Friday, August 5, 2011


I'm glad I went to university.

But I'm not always thrilled about some of the perspectives/approaches that got drilled into me during my post-secondary education.

Case in point.
"Critical thinking".

Now I know critical thinking is a useful tool, I also think during my college days, it was a little too academically vogue and started missing the point. In attempts to learn how to be critical of ideas and ways of doing, "they" may have unwittingly produced a generation of graduates that are really good and criticizing. Like me.

I learned quickly that in order to sound smart, get good grades, and basically not be laughed at by your snooty, oh so educated profs, you had to be critical, you had to tear things apart.  And not just in a questioning, searching for truth kinda way, but in a negative, non-productive type way.

My first paper ever, as a wonderfully naive undergrad was on Joy.

My teacher, who I'm pretty sure was fairly depressed looking back, thought it was sentimental garbage.
And so it began.

As this blog has returned me back to my love of writing, I find myself still slogging through some of those if you want to be taken seriously, it can't be all rainbows and sunshine attitude.

Like the only important voices are negative ones.

I love what my mission president would say (and because its; far to late to go rooting around my mission binders, I am totally paraphrasing): It takes no creativity to complain, it takes no intelligence to criticize. It DOES take a lot of creativity AND intelligence to solve problems and contribute to improving situations and problems.

I remember one prof (I did like some of my teachers...see I'm being negative about universities)We were having a class discussion about Canadian diversity and concepts of national identity (come to think of it that was such an interesting and very well taught class). At one point in the discussion she said  "Okay, well I tihnk we've fully established the problem, we know where the issues lie, now lets propose some solutions" The class only moments ago that had been contributing enthusiastically,(the well trained critical thinkers that we were) went silent. I remember thinking even in that moment: They have only taught us to see what's wrong. They haven't taught us how to make things better. I remember thinking that was very sad.

Maybe it's changed.
Things change.
I can change.

I want this blog to be honest. I want it to be "allowed" to be sad or upset if that is how I am feeling.
But I need to remember just because it may be cheerful and happy does not make it less intelligent.

An honest writer that I love reading C. Jane recently got to meet one of her writing heroes, Emma Lou Thayne.
She says she lives without feedback. "Don't need it," she told me. Then, "Write what is in your head. Write for yourself, not for an audience. These essays are for you, and let them teach you about yourself."

Because other people read this  (it has really surprised me that as many of you do) I think about audience...probably too much. I try too hard to be funny, or clever or witty. When really my best posts are the ones that just come out. No editing.

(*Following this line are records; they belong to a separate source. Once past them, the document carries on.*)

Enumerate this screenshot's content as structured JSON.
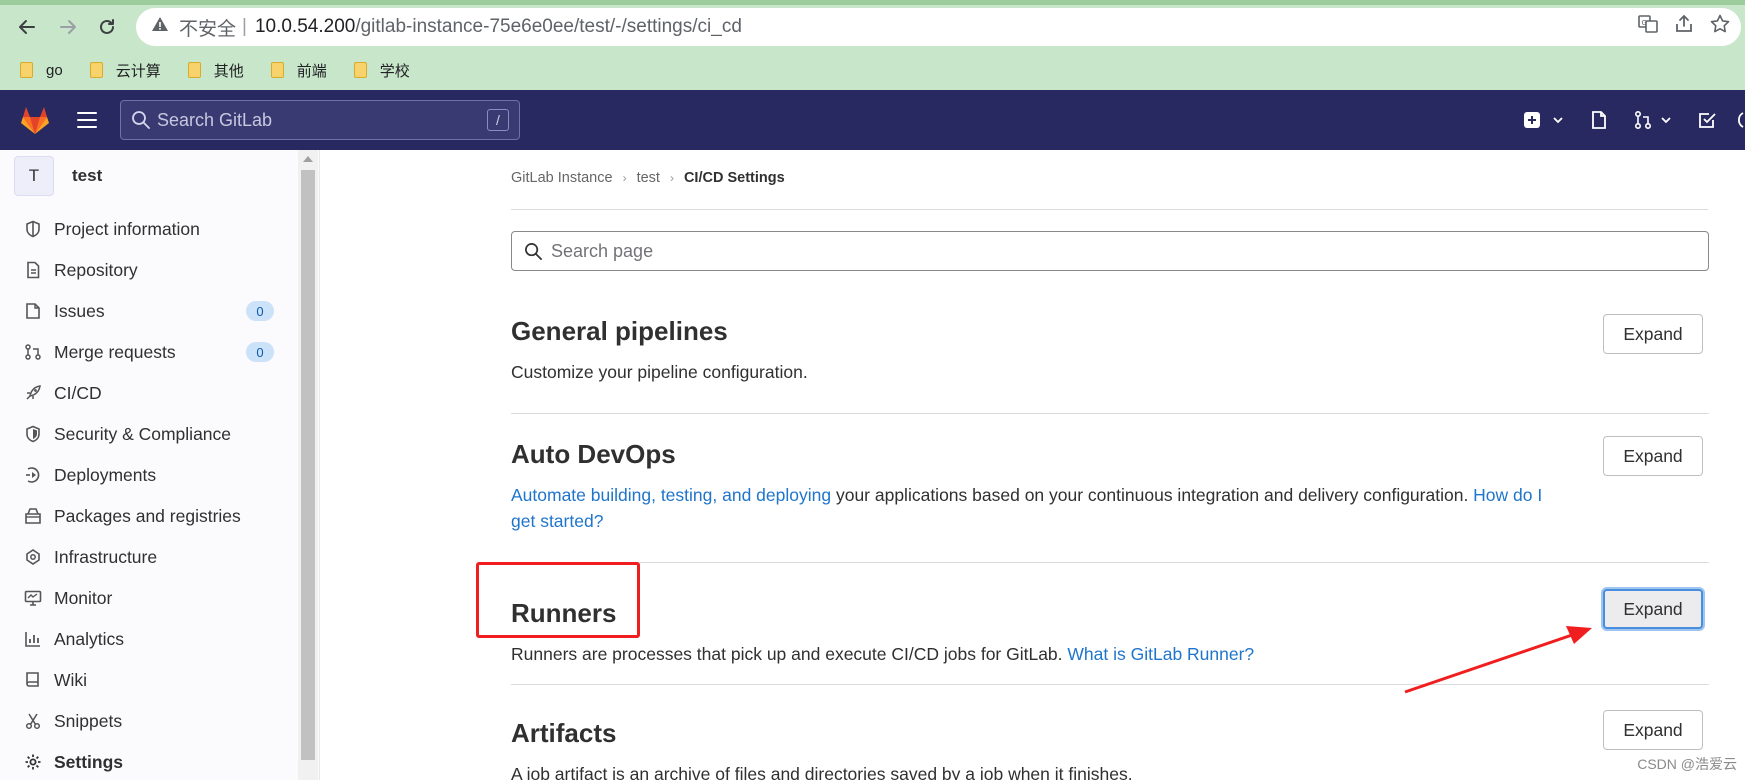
{
  "browser": {
    "security_label": "不安全",
    "separator": "|",
    "url_host": "10.0.54.200",
    "url_path": "/gitlab-instance-75e6e0ee/test/-/settings/ci_cd",
    "bookmarks": [
      "go",
      "云计算",
      "其他",
      "前端",
      "学校"
    ]
  },
  "header": {
    "search_placeholder": "Search GitLab",
    "search_shortcut": "/"
  },
  "project": {
    "avatar_letter": "T",
    "name": "test"
  },
  "sidebar": {
    "items": [
      {
        "label": "Project information",
        "icon": "project-info-icon"
      },
      {
        "label": "Repository",
        "icon": "repository-icon"
      },
      {
        "label": "Issues",
        "icon": "issues-icon",
        "count": "0"
      },
      {
        "label": "Merge requests",
        "icon": "merge-request-icon",
        "count": "0"
      },
      {
        "label": "CI/CD",
        "icon": "rocket-icon"
      },
      {
        "label": "Security & Compliance",
        "icon": "shield-icon"
      },
      {
        "label": "Deployments",
        "icon": "deployments-icon"
      },
      {
        "label": "Packages and registries",
        "icon": "package-icon"
      },
      {
        "label": "Infrastructure",
        "icon": "cloud-icon"
      },
      {
        "label": "Monitor",
        "icon": "monitor-icon"
      },
      {
        "label": "Analytics",
        "icon": "chart-icon"
      },
      {
        "label": "Wiki",
        "icon": "book-icon"
      },
      {
        "label": "Snippets",
        "icon": "scissors-icon"
      },
      {
        "label": "Settings",
        "icon": "settings-icon",
        "active": true
      }
    ]
  },
  "breadcrumb": {
    "items": [
      "GitLab Instance",
      "test",
      "CI/CD Settings"
    ]
  },
  "page_search": {
    "placeholder": "Search page"
  },
  "sections": {
    "general": {
      "title": "General pipelines",
      "description": "Customize your pipeline configuration.",
      "button": "Expand"
    },
    "autodevops": {
      "title": "Auto DevOps",
      "link1": "Automate building, testing, and deploying",
      "text": " your applications based on your continuous integration and delivery configuration. ",
      "link2_line1": "How do I",
      "link2_line2": "get started?",
      "button": "Expand"
    },
    "runners": {
      "title": "Runners",
      "text": "Runners are processes that pick up and execute CI/CD jobs for GitLab. ",
      "link": "What is GitLab Runner?",
      "button": "Expand"
    },
    "artifacts": {
      "title": "Artifacts",
      "description": "A job artifact is an archive of files and directories saved by a job when it finishes.",
      "button": "Expand"
    }
  },
  "watermark": "CSDN @浩爱云"
}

My hubby's cousin, a journalist and movie critic, and someone I feel fortunate to talk about writing with, told me once that he thought my late night posts were my best.  Sleepiness must get me to be more honest. In the dark I don't feel the need to portray myself in certain ways, or live up to perceive standards of what I think I ought to be.

Late night writing didn't seem responsible. I loved when i read this, again from Emma Lou Thayne

For years I was the mother in a home for seven that I was very good at "keeping." We had meals on time and clean clothes and music lessons, along with boating and cabin times, work parties and friends for sleepovers. We played, laughed, cried over illnesses and lost loves and went to church together.
I dreamed of a day between Sunday and Monday that no one knew about but me, to just be. I finally learned to stay up all night one night a week to write or finish furniture or bottle raspberry jam -- just to be quiet and get to the end of a thought. I'd always choose a night when I'd be busy the next day -- not sitting in a meeting! Then I'd go to bed normally and be just fine.
To get to the end of a thought???How tempting!!!!
 Two night ago, some friends, other young moms came over to chat. We ended up talking to 2:30 in the morning! The next evening a went to the park with one of the moms and our kids...between the refereeing, making sure our kids didn't run away, dealing with accidents, we didn't get to talk much. I suddenly realized why staying up to chat uninterrupted was so worth it!

And so now I type in the dark. (grateful for a glowing keyboard) My children will wake me up before I know it. But I'll be fine. 

One closing thought from Emma Lou Thayne ( there may be more once I get my hands on her book)
Read entire essay HERE.
My spiritual life withers in too much togetherness, just as it thrives in quiet. Alone I find my link to the verticaI, the divine: I meditate and pray and walk and dream and write by the hour anything long. I meet myself and my creator again. But I could never be content without also being connected to the horizontal, my people. Because I know I'll get to occupy both worlds, I'm content in either, with the heavenly balance of both.

I like meeting myself again as I write.
In the dark, forgetting my need for feedback, and approval.
And just writing for me. 

It's never too late to be who you might have been. 

--George Eliot Never too "late" .


Maureen said...Best Blogger Tips

you have a glowing keyboard? So cool. I love reading your blog Chelsea. Thanks for the reminder that it's ok to be me when I write on my blog.